Taylor Swift, Speak Now
Ladies and gentlemen, may we introduce you to the new, improved, grown-up Taylor Swift. The country ingenue's third album, Speak Now, is steeped in references to maturity and more specifically, country maturity. Which doesn't necessarily mean she isn't writing songs about being a kid: it just means that instead of making herself the protagonist of a teen angst narrative, she takes on the role of a disillusioned, slightly older big sister who advises from a distance about not taking mom and pop for granted and the struggle of making it in the big, bad world ("Never Grow Up").
Same goes for her fixation on romantic struggle (seriously, who did this girl so wrong?! Was it that werewolf kid?): the focus hasn't changed so much as the perspective and the tone. The love songs are darker and more tortured (see the Evanescence-lite of "Haunted"), but the heartbreak is also more balanced (see "Dear John," featuring Swift as jilter, albeit a sorrowful one). Most significantly, Swift portrays herself as a stronger character this time around. This Taylor Swift doesn't just sit on the bleachers while her guy goes after the girl in the short skirts.

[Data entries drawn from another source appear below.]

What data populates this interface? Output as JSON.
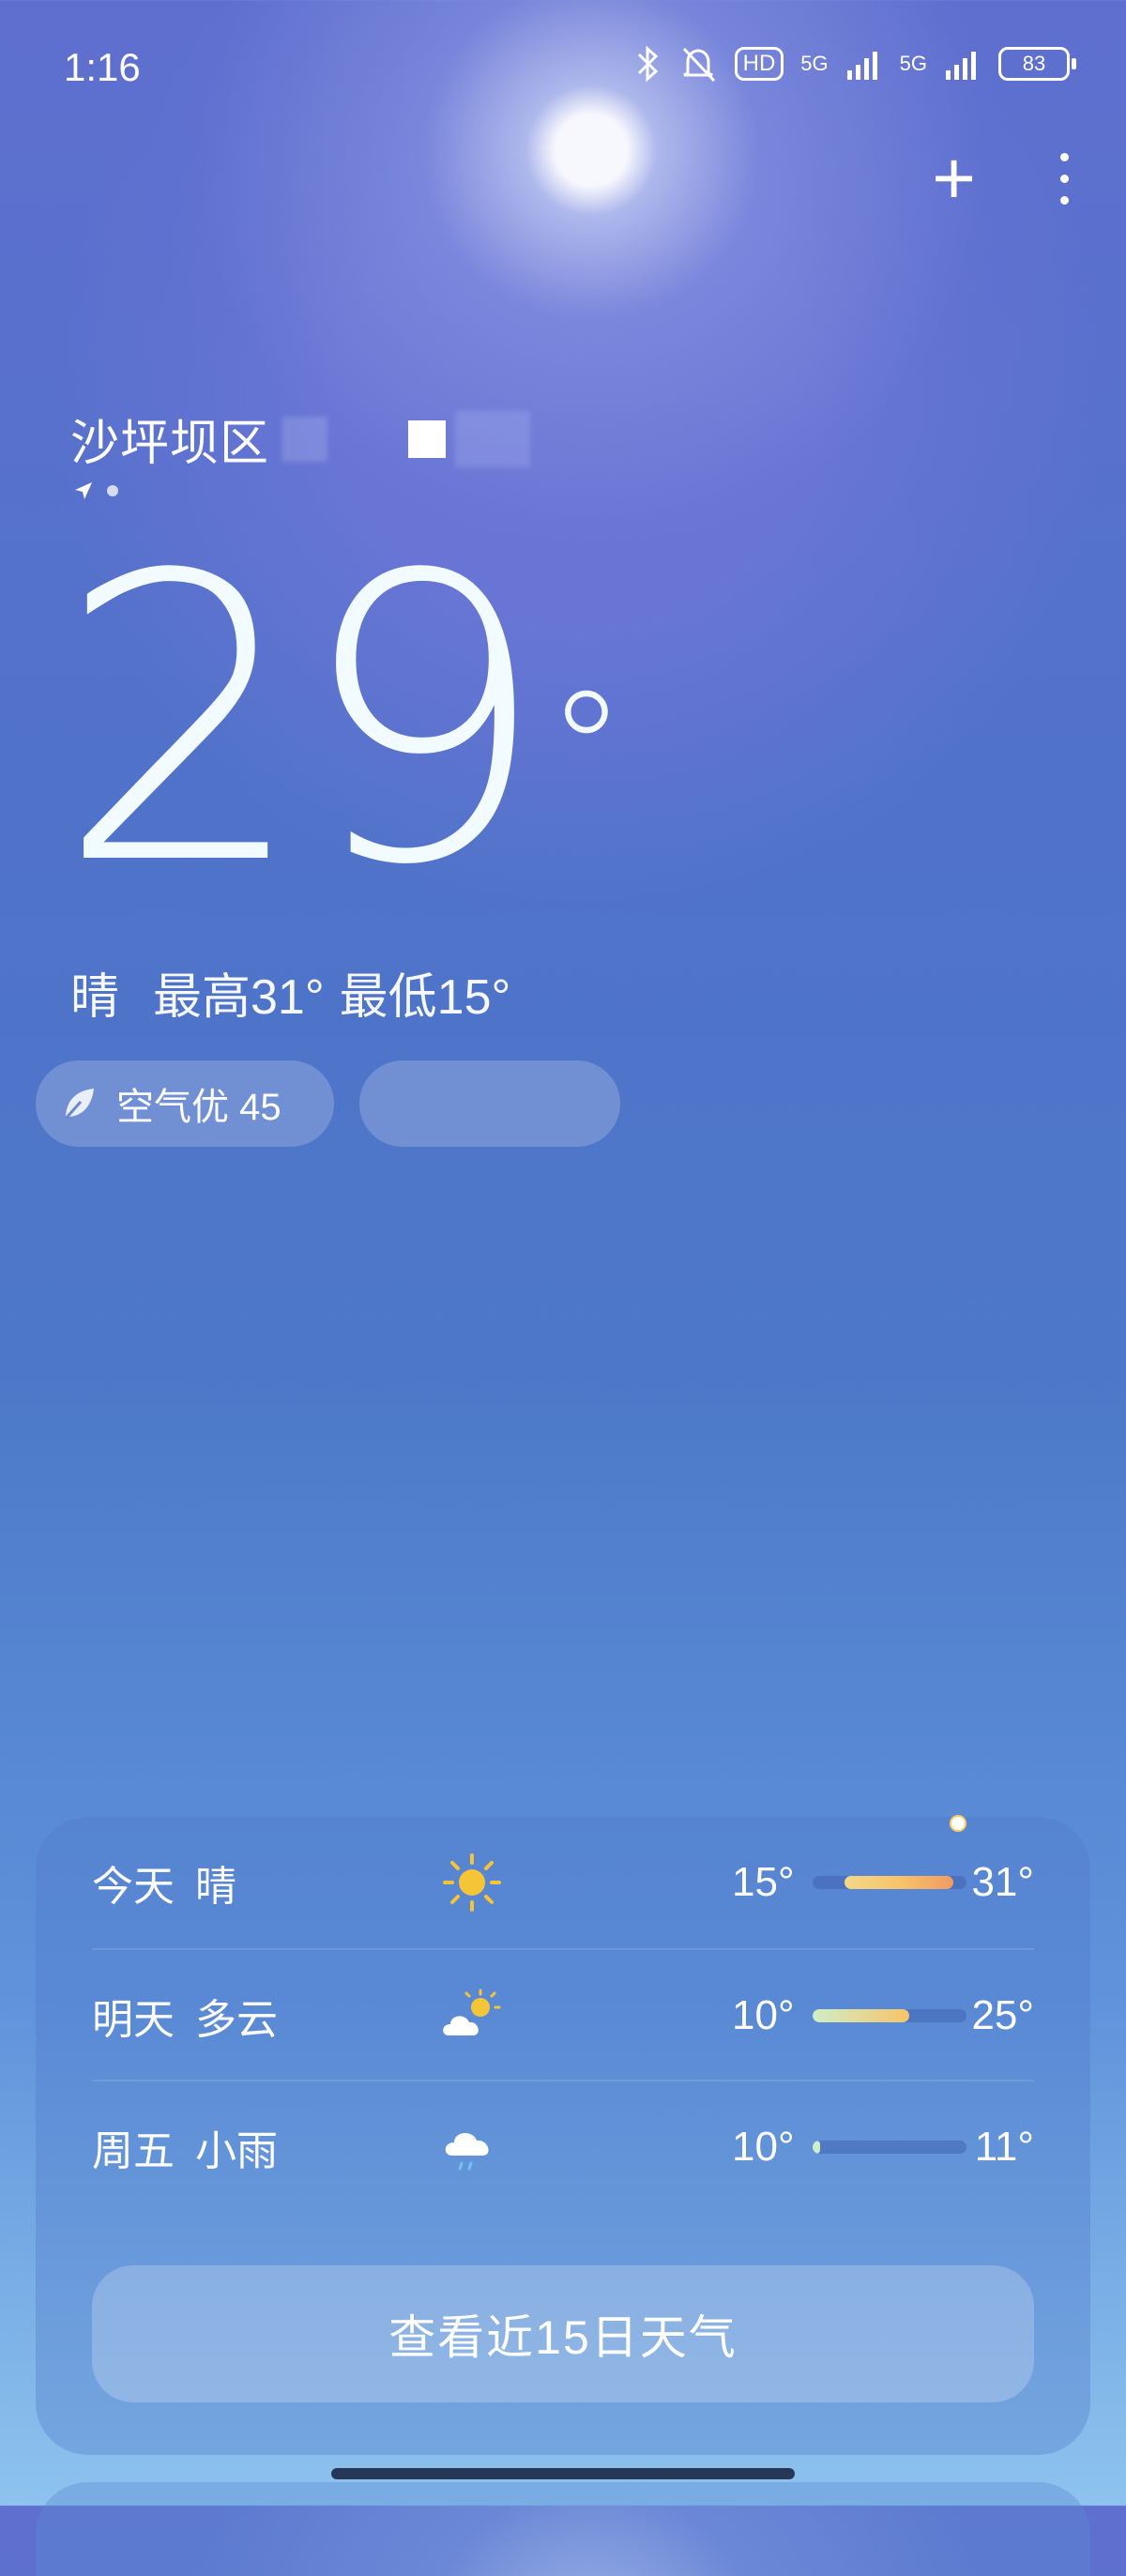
{
  "status_bar": {
    "time": "1:16",
    "hd_label": "HD",
    "net1": "5G",
    "net2": "5G",
    "battery": "83"
  },
  "location": {
    "district": "沙坪坝区"
  },
  "current": {
    "temp": "29",
    "degree": "°",
    "condition": "晴",
    "high": "最高31°",
    "low": "最低15°"
  },
  "chips": {
    "aqi_label": "空气优 45"
  },
  "forecast": [
    {
      "day": "今天",
      "condition": "晴",
      "icon": "sun-icon",
      "low": "15°",
      "high": "31°"
    },
    {
      "day": "明天",
      "condition": "多云",
      "icon": "partly-cloudy-icon",
      "low": "10°",
      "high": "25°"
    },
    {
      "day": "周五",
      "condition": "小雨",
      "icon": "light-rain-icon",
      "low": "10°",
      "high": "11°"
    }
  ],
  "forecast_button": "查看近15日天气",
  "colors": {
    "accent_warm": "#f6c46a",
    "accent_cool": "#cfeec6",
    "bar_track": "#3c5aaa"
  }
}
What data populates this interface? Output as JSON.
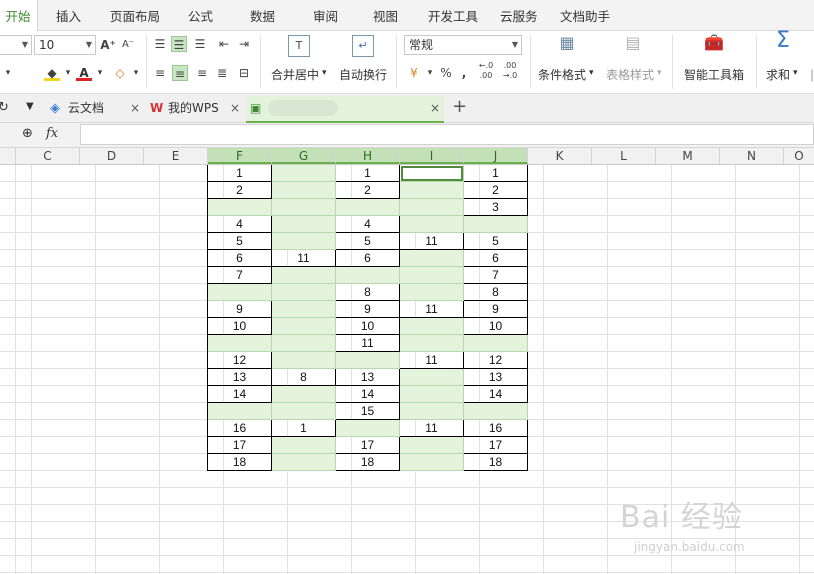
{
  "menu": {
    "items": [
      "开始",
      "插入",
      "页面布局",
      "公式",
      "数据",
      "审阅",
      "视图",
      "开发工具",
      "云服务",
      "文档助手"
    ],
    "active_index": 0
  },
  "ribbon": {
    "font_size": "10",
    "number_format": "常规",
    "merge_center": "合并居中",
    "wrap_text": "自动换行",
    "conditional_format": "条件格式",
    "table_style": "表格样式",
    "smart_toolbox": "智能工具箱",
    "sum": "求和",
    "percent": "%",
    "thousands": "ﾞ",
    "dec_inc": ".0\n.00",
    "dec_dec": ".00\n.0"
  },
  "tabs": [
    {
      "label": "云文档"
    },
    {
      "label": "我的WPS"
    },
    {
      "label": ""
    }
  ],
  "formula_bar": {
    "fx": "fx"
  },
  "columns": [
    "C",
    "D",
    "E",
    "F",
    "G",
    "H",
    "I",
    "J",
    "K",
    "L",
    "M",
    "N",
    "O"
  ],
  "selected_columns": [
    "F",
    "G",
    "H",
    "I",
    "J"
  ],
  "table": {
    "rows": [
      [
        "1",
        "",
        "1",
        "",
        "1"
      ],
      [
        "2",
        "",
        "2",
        "",
        "2"
      ],
      [
        "",
        "",
        "",
        "",
        "3"
      ],
      [
        "4",
        "",
        "4",
        "",
        ""
      ],
      [
        "5",
        "",
        "5",
        "11",
        "5"
      ],
      [
        "6",
        "11",
        "6",
        "",
        "6"
      ],
      [
        "7",
        "",
        "",
        "",
        "7"
      ],
      [
        "",
        "",
        "8",
        "",
        "8"
      ],
      [
        "9",
        "",
        "9",
        "11",
        "9"
      ],
      [
        "10",
        "",
        "10",
        "",
        "10"
      ],
      [
        "",
        "",
        "11",
        "",
        ""
      ],
      [
        "12",
        "",
        "",
        "11",
        "12"
      ],
      [
        "13",
        "8",
        "13",
        "",
        "13"
      ],
      [
        "14",
        "",
        "14",
        "",
        "14"
      ],
      [
        "",
        "",
        "15",
        "",
        ""
      ],
      [
        "16",
        "1",
        "",
        "11",
        "16"
      ],
      [
        "17",
        "",
        "17",
        "",
        "17"
      ],
      [
        "18",
        "",
        "18",
        "",
        "18"
      ]
    ]
  },
  "watermark": {
    "main": "Bai 经验",
    "sub": "jingyan.baidu.com"
  },
  "colors": {
    "accent": "#6ab04c",
    "empty_cell": "#e4f3dc"
  }
}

She trash-talks her rival and even stops the wedding on the title track, essentially a "Love Story" sequel.
Sonically speaking, Swift's newfound maturity means a much more Nashville sound than her last album. In place of (much of) the pop predominance (obsessed as that genre is with youth) are longing bluegrass licks, plaintive banjos and aesthetic backdrops that lean more toward over-21-ready country-rock or hushed, introspective acoustic cuts. It's a smart move: not only do the more countrified stylings distract from lingering moments of (understandable) immaturity (see the almost petty "Mean"), they bolster Swift's pretty, but frail, vocals.